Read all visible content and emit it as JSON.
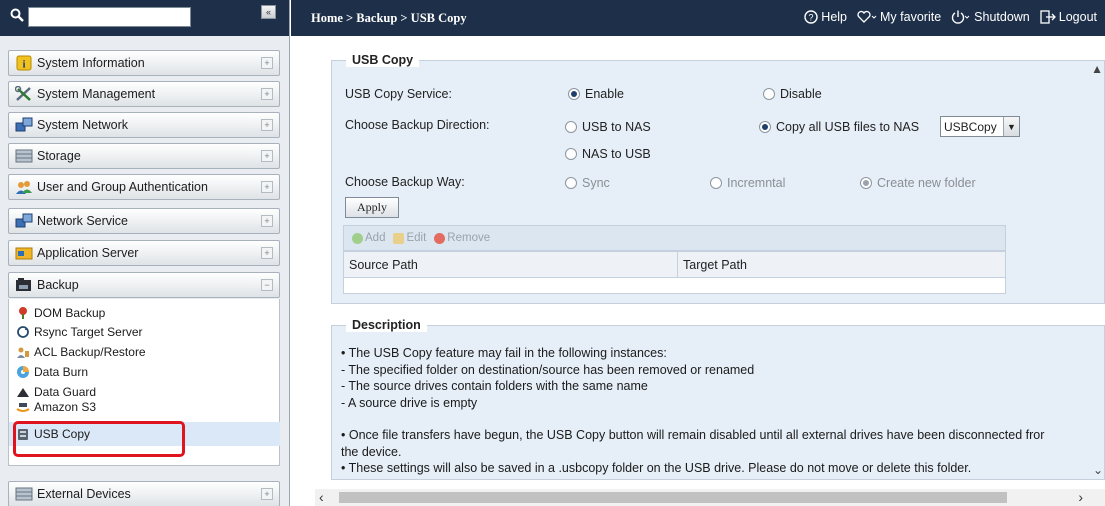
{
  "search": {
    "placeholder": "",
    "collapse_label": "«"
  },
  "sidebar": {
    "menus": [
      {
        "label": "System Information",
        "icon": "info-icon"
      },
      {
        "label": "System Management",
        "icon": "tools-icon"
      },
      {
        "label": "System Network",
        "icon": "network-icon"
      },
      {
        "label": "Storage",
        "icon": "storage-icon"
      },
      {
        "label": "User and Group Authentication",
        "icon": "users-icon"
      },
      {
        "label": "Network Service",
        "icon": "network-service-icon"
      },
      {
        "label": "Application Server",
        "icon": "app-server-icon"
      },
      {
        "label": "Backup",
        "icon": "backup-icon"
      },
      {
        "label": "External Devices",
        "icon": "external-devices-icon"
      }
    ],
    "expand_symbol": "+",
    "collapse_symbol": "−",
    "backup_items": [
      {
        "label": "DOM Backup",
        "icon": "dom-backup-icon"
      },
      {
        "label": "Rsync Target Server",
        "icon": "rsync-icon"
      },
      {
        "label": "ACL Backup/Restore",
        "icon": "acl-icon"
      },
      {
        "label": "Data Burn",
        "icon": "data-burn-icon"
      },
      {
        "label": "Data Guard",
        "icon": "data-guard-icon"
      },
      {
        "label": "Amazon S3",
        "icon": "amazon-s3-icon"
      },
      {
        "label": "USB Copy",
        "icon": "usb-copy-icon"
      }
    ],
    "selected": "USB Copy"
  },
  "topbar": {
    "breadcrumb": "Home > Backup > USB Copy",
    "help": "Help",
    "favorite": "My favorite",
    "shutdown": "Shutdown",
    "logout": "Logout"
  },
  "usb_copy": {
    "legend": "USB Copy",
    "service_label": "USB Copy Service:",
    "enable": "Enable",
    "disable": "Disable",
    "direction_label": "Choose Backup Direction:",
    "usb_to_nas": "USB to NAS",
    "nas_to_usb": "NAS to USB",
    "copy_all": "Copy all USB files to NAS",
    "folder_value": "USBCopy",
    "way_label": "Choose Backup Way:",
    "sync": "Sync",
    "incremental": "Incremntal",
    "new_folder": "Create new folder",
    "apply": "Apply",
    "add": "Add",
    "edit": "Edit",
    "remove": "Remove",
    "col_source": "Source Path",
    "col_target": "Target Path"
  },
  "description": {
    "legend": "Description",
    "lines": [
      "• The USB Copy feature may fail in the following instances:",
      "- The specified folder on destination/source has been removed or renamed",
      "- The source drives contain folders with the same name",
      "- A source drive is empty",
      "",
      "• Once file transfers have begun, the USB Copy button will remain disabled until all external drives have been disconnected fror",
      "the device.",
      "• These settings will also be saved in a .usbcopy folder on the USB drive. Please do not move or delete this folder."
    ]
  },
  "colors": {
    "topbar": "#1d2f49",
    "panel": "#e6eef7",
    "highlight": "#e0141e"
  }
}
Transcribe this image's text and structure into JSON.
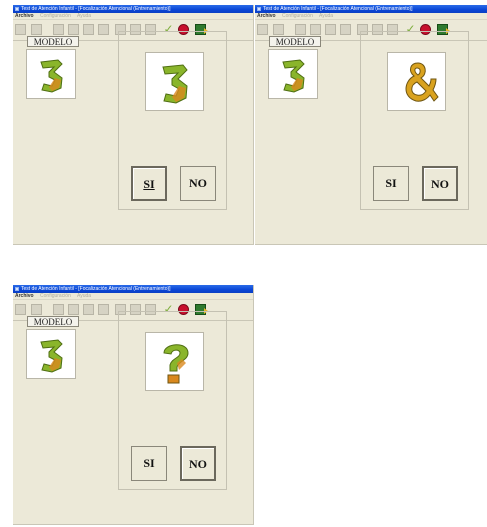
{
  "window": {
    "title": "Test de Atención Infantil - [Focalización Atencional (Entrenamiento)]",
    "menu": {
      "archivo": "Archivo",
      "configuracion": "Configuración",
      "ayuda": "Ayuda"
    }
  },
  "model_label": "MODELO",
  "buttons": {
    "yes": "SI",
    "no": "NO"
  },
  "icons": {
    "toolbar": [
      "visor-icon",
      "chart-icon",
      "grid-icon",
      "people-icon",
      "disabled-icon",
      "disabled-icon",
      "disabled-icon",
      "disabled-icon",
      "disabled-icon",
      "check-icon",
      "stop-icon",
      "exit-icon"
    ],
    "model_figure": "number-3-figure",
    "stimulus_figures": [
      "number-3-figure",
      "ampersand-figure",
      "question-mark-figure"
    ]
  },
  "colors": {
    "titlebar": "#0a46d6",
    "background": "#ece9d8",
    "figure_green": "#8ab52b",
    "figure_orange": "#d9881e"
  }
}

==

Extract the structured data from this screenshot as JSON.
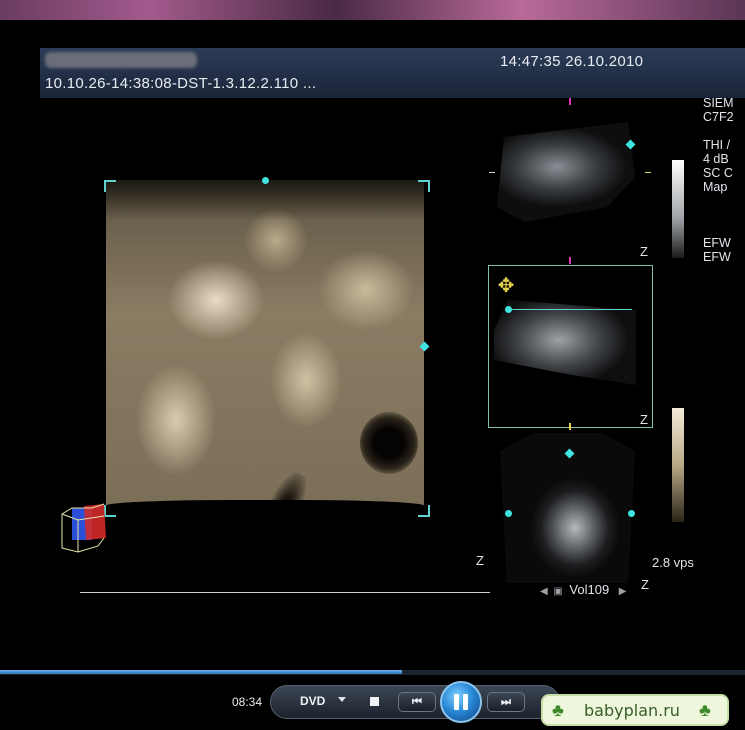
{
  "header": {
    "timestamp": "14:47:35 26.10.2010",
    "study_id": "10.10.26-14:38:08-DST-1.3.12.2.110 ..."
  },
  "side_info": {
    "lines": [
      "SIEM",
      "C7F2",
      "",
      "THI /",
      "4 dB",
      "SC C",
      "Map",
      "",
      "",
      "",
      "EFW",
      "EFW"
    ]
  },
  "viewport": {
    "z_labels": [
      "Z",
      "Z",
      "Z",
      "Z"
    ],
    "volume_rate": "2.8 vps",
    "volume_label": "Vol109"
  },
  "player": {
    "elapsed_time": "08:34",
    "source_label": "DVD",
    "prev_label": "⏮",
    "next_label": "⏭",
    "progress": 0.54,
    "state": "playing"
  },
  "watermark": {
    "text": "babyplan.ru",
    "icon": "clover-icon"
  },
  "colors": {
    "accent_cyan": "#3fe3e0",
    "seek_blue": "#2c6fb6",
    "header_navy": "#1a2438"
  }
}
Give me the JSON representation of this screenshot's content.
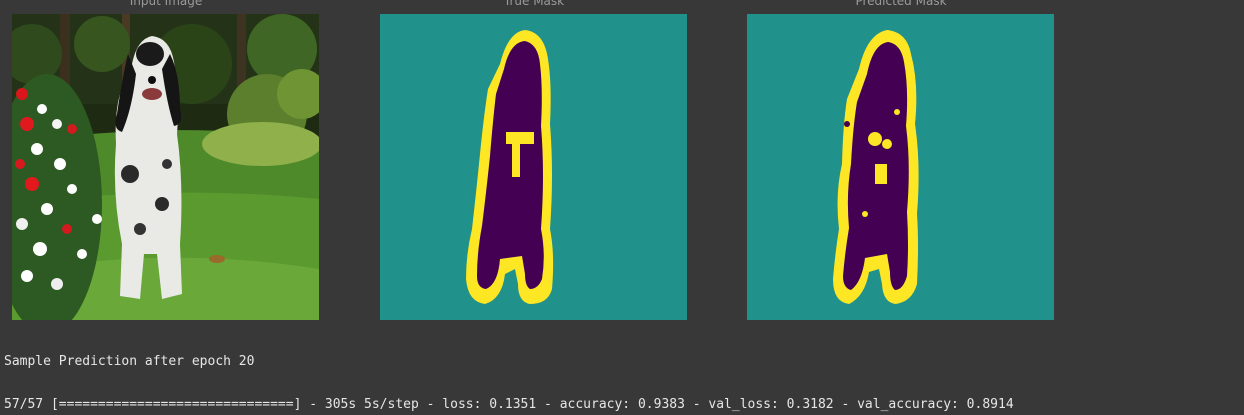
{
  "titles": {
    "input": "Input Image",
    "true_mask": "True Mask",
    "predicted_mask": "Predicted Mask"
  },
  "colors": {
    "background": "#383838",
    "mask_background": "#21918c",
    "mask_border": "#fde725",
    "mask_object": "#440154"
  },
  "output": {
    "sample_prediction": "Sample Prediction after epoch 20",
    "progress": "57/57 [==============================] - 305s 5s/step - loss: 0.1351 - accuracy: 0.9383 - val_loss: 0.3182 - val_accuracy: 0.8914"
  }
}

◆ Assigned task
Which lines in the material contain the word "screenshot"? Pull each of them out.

◆ Exercise solution
Extract the structured data from this screenshot as JSON.
Give me the JSON representation of this screenshot's content.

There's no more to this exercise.